▶ _Task instructions_
Scan the entries for the word "icon" and return every line that has it.

▶ _Supplied material_
=======
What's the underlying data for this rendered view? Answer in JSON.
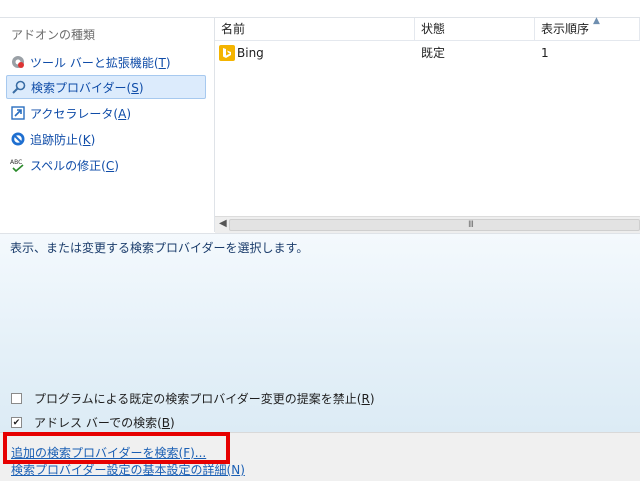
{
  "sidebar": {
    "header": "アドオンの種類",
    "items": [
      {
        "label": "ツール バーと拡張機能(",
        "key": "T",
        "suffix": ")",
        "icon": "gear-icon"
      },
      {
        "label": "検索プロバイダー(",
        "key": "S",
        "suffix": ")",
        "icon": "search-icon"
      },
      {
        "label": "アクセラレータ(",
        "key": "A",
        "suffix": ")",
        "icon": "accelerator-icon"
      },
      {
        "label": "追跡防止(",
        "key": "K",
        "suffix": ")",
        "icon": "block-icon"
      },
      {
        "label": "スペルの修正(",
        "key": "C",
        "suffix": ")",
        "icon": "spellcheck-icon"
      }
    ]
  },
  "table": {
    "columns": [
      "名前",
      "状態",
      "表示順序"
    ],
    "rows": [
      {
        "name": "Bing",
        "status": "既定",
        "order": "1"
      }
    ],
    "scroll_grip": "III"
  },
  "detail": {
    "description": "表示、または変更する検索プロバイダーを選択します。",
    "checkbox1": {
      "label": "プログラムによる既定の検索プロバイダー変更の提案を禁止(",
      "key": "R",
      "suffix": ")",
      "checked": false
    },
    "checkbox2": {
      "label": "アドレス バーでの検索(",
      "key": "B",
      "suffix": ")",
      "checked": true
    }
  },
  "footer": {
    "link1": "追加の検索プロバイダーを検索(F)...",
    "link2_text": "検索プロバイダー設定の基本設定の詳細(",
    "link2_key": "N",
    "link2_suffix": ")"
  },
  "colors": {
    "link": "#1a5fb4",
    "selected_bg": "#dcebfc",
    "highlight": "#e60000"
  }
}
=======
▶ _Result of this task_
        "icon": "gear-icon"
        "icon": "search-icon"
        "icon": "accelerator-icon"
        "icon": "block-icon"
        "icon": "spellcheck-icon"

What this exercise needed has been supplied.